IBM's microelectronics manufacturing operations have been our company's most water-intensive business activities. In 2014, these operations represented 88 percent -- or 8,937 of 10,152 thousand cubic meters (TCMs) -- of the water used in our manufacturing operations and laboratories worldwide.
Though our microelectronics operations are not located in areas of water scarcity, in 2000 we established a goal to achieve average annual water conservation savings equal to 2 percent of IBM's water use in microelectronics manufacturing operations each year, based on the water usage of the previous year and measured over a rolling five-year period. This voluntary environmental goal measures annual water conservation resulting from new water reduction projects and improvements in water reuse and recycling by these operations.
Water conservation initiatives in IBM's microelectronics manufacturing locations achieved a 3.3 percent annual savings in 2014, versus 2013 usage. Over the past five years, initiatives at these locations have achieved an average of 2.3 percent water conservation savings against the 2 percent goal.
The significant efforts undertaken by IBM's microelectronics operations in the early years of our water conservation goal were very effective in capturing opportunities for water conservation. Over the past 14 years, conservation efforts have avoided the accumulated use of 21,039 TCMs of water.
Materials conservation and reuse
In addition to its waste management programs, IBM has a wide range of initiatives that conserve materials through reuse and recycling in the company's products and in its procurement of paper and wood-based packaging. Some examples:
- IBM's requirement for sourcing packaging materials:
IBM established its voluntary environmental goal for the responsible sourcing of paper and paper/wood-based packaging in 2002. It stated that the paper and paper/wood-based packaging directly acquired by IBM should be procured from suppliers that source from sustainably managed forests, where such sources exist.

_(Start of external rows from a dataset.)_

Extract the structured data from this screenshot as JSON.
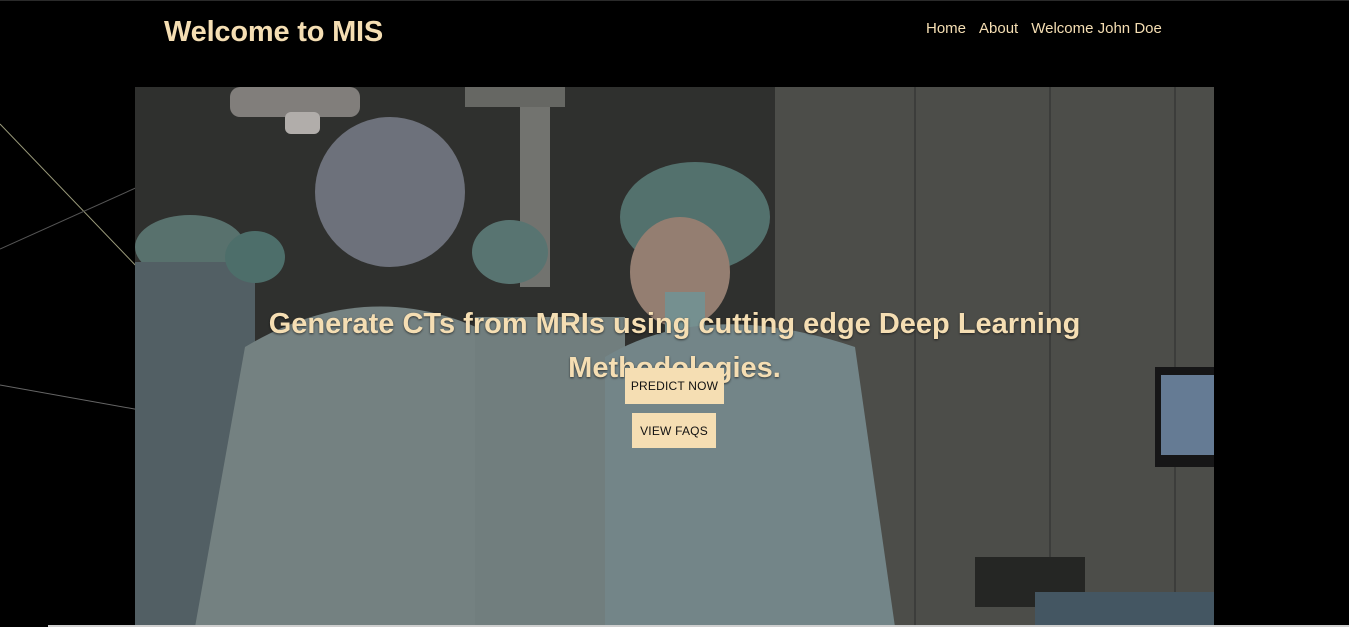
{
  "header": {
    "brand": "Welcome to MIS",
    "nav": [
      {
        "label": "Home"
      },
      {
        "label": "About"
      },
      {
        "label": "Welcome John Doe"
      }
    ]
  },
  "hero": {
    "headline": "Generate CTs from MRIs using cutting edge Deep Learning Methodologies.",
    "buttons": {
      "predict": "PREDICT NOW",
      "faqs": "VIEW FAQS"
    },
    "background_image": "surgeons-operating-room-photo"
  },
  "colors": {
    "accent": "#f5deb3",
    "background": "#000000"
  }
}
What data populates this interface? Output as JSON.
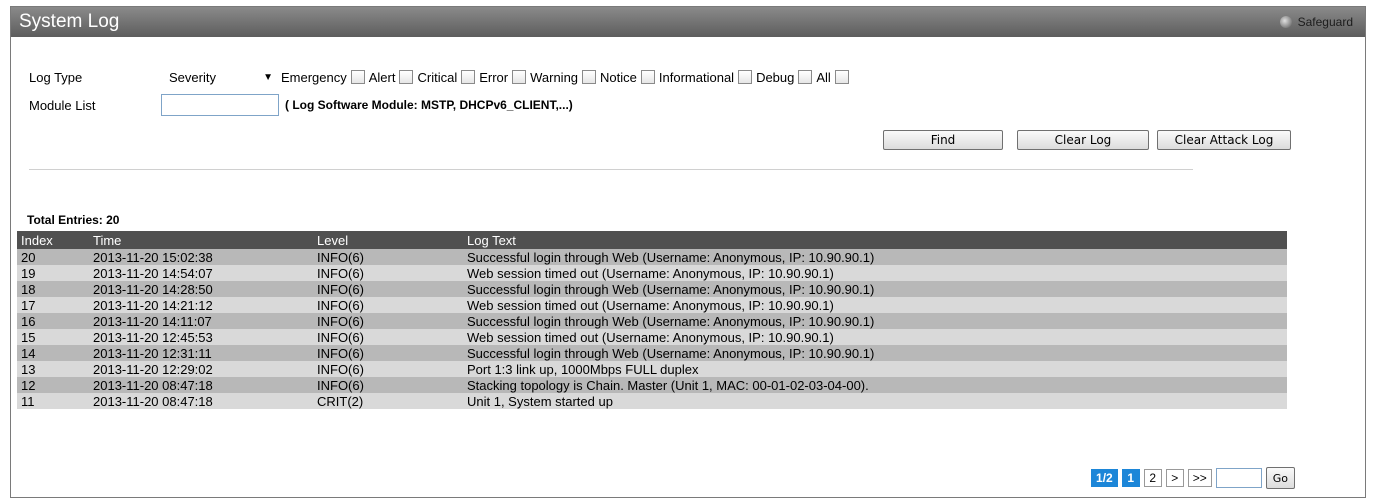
{
  "header": {
    "title": "System Log",
    "safeguard": "Safeguard"
  },
  "filters": {
    "log_type_label": "Log Type",
    "log_type_value": "Severity",
    "severity_options": [
      "Emergency",
      "Alert",
      "Critical",
      "Error",
      "Warning",
      "Notice",
      "Informational",
      "Debug",
      "All"
    ],
    "module_list_label": "Module List",
    "module_list_value": "",
    "module_hint": "( Log Software Module: MSTP, DHCPv6_CLIENT,...)"
  },
  "buttons": {
    "find": "Find",
    "clear_log": "Clear Log",
    "clear_attack_log": "Clear Attack Log"
  },
  "table": {
    "total_entries": "Total Entries: 20",
    "columns": [
      "Index",
      "Time",
      "Level",
      "Log Text"
    ],
    "rows": [
      [
        "20",
        "2013-11-20 15:02:38",
        "INFO(6)",
        "Successful login through Web (Username: Anonymous, IP: 10.90.90.1)"
      ],
      [
        "19",
        "2013-11-20 14:54:07",
        "INFO(6)",
        "Web session timed out (Username: Anonymous, IP: 10.90.90.1)"
      ],
      [
        "18",
        "2013-11-20 14:28:50",
        "INFO(6)",
        "Successful login through Web (Username: Anonymous, IP: 10.90.90.1)"
      ],
      [
        "17",
        "2013-11-20 14:21:12",
        "INFO(6)",
        "Web session timed out (Username: Anonymous, IP: 10.90.90.1)"
      ],
      [
        "16",
        "2013-11-20 14:11:07",
        "INFO(6)",
        "Successful login through Web (Username: Anonymous, IP: 10.90.90.1)"
      ],
      [
        "15",
        "2013-11-20 12:45:53",
        "INFO(6)",
        "Web session timed out (Username: Anonymous, IP: 10.90.90.1)"
      ],
      [
        "14",
        "2013-11-20 12:31:11",
        "INFO(6)",
        "Successful login through Web (Username: Anonymous, IP: 10.90.90.1)"
      ],
      [
        "13",
        "2013-11-20 12:29:02",
        "INFO(6)",
        "Port 1:3 link up, 1000Mbps FULL duplex"
      ],
      [
        "12",
        "2013-11-20 08:47:18",
        "INFO(6)",
        "Stacking topology is Chain. Master (Unit 1, MAC: 00-01-02-03-04-00)."
      ],
      [
        "11",
        "2013-11-20 08:47:18",
        "CRIT(2)",
        "Unit 1, System started up"
      ]
    ]
  },
  "pagination": {
    "page_indicator": "1/2",
    "pages": [
      "1",
      "2"
    ],
    "next": ">",
    "last": ">>",
    "go": "Go"
  }
}
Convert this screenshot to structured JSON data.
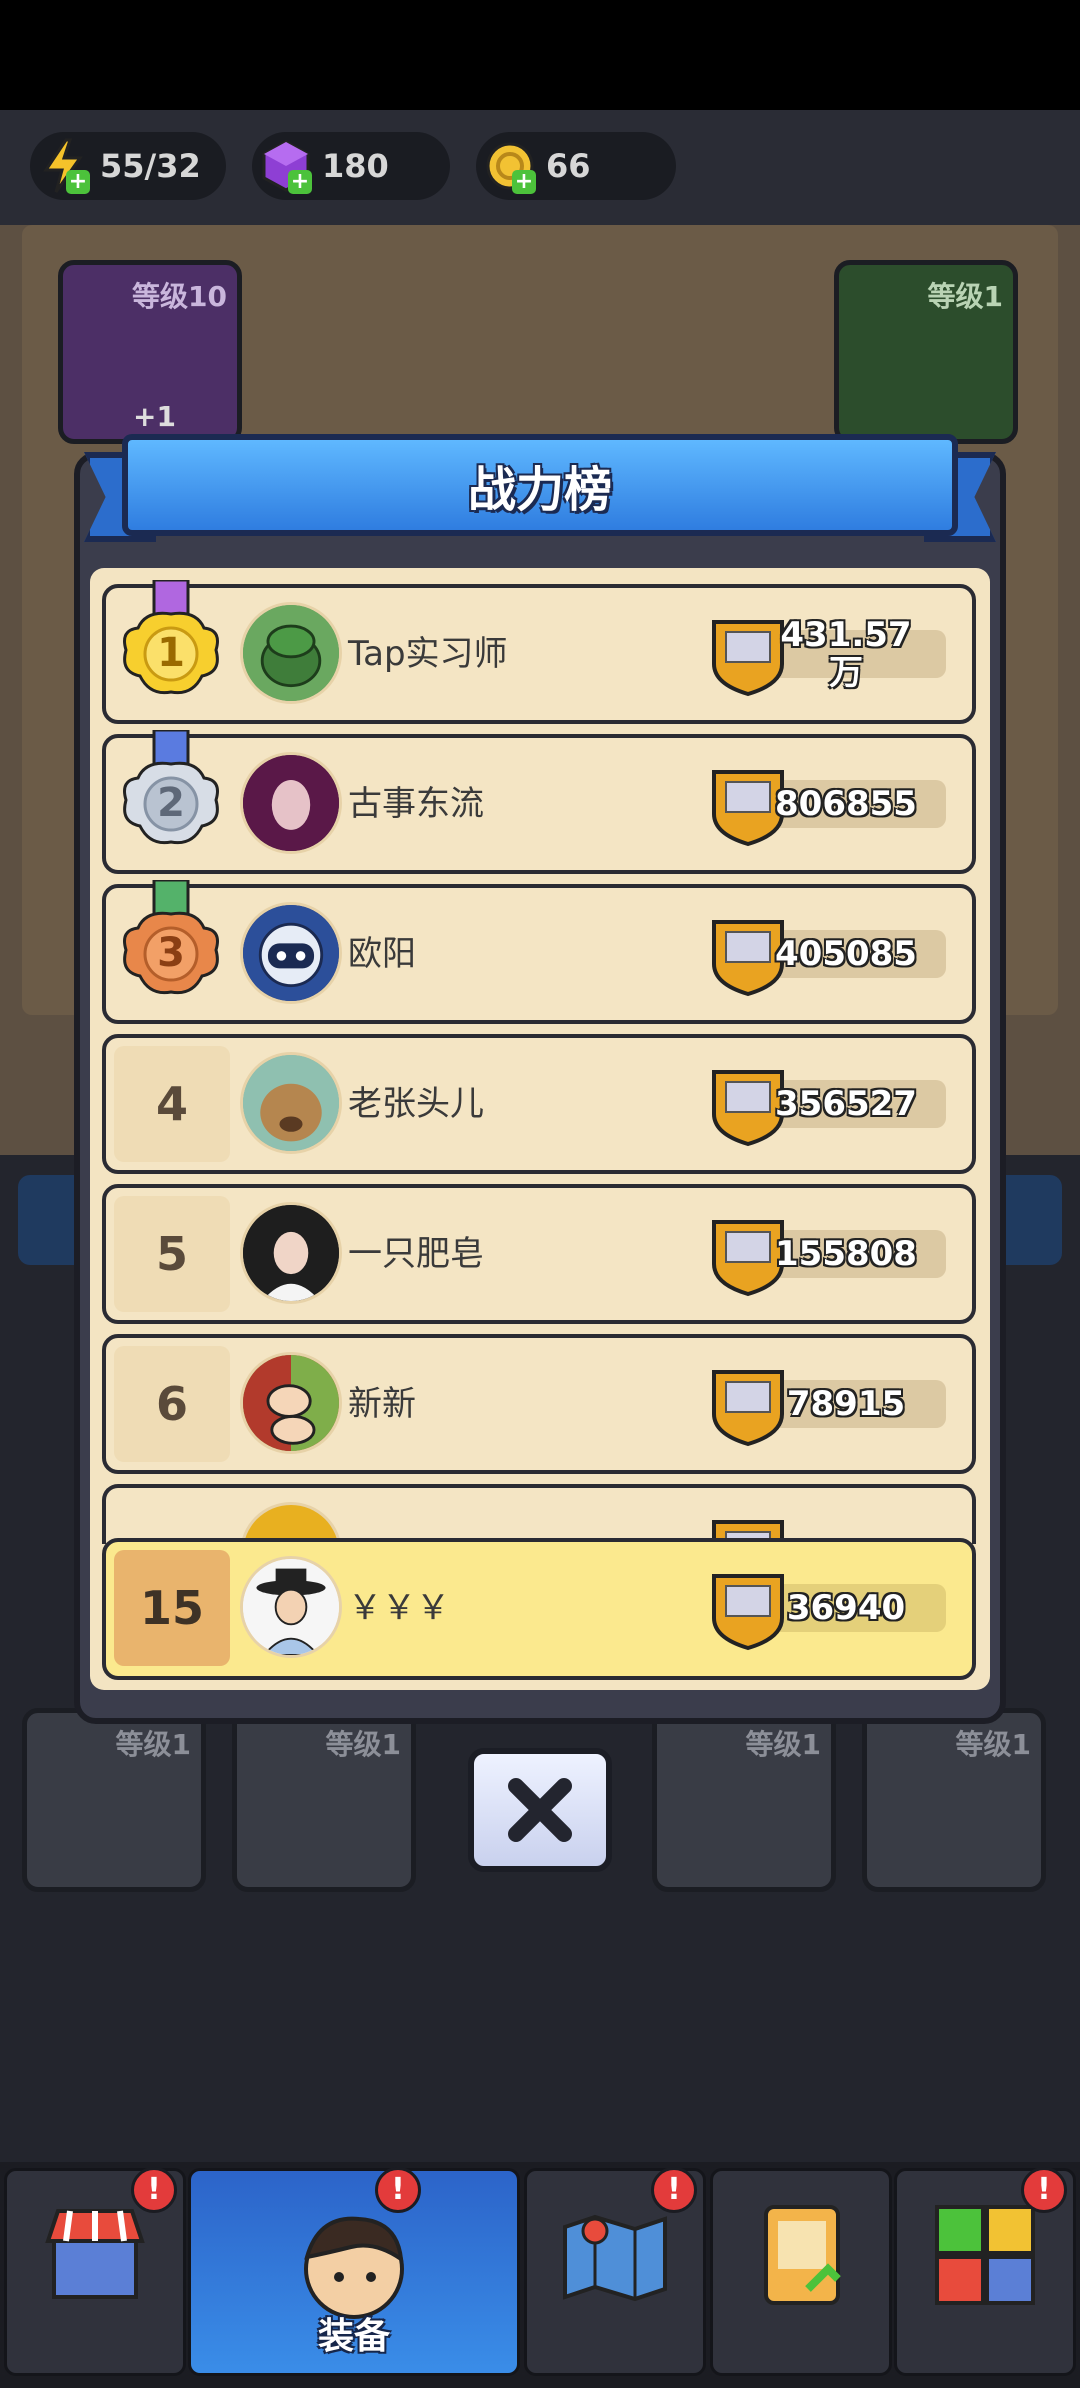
{
  "resources": {
    "energy": "55/32",
    "gems": "180",
    "coins": "66"
  },
  "background": {
    "left_slot_level": "等级10",
    "left_slot_plus": "+1",
    "right_slot_level": "等级1",
    "equip_levels": [
      "等级1",
      "等级1",
      "等级1",
      "等级1"
    ]
  },
  "modal": {
    "title": "战力榜",
    "rows": [
      {
        "rank": "1",
        "name": "Tap实习师",
        "power": "431.57\n万",
        "medal": "gold"
      },
      {
        "rank": "2",
        "name": "古事东流",
        "power": "806855",
        "medal": "silver"
      },
      {
        "rank": "3",
        "name": "欧阳",
        "power": "405085",
        "medal": "bronze"
      },
      {
        "rank": "4",
        "name": "老张头儿",
        "power": "356527"
      },
      {
        "rank": "5",
        "name": "一只肥皂",
        "power": "155808"
      },
      {
        "rank": "6",
        "name": "新新",
        "power": "78915"
      }
    ],
    "self_row": {
      "rank": "15",
      "name": "￥￥￥",
      "power": "36940"
    }
  },
  "nav": {
    "items": [
      {
        "id": "shop",
        "badge": "!"
      },
      {
        "id": "equip",
        "label": "装备",
        "badge": "!"
      },
      {
        "id": "map",
        "badge": "!"
      },
      {
        "id": "card"
      },
      {
        "id": "puzzle",
        "badge": "!"
      }
    ]
  },
  "colors": {
    "ribbon": "#3a8cf0",
    "row_bg": "#f4e5c4",
    "self_row_bg": "#fbe98e",
    "badge": "#e33b3b"
  }
}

When this goal was first established, sufficient quantities of sustainably sourced paper and packaging materials were not available to meet our needs. In 2014, after a continued focus on this objective by IBM and our suppliers over the years, 99 percent of the paper and paper/wood-based packaging IBM procured worldwide came from suppliers that warranted that the source was derived from forests managed in an ecologically sound and sustainable manner. This requirement is now incorporated into our standard supplier specification for paper/wood-based packaging.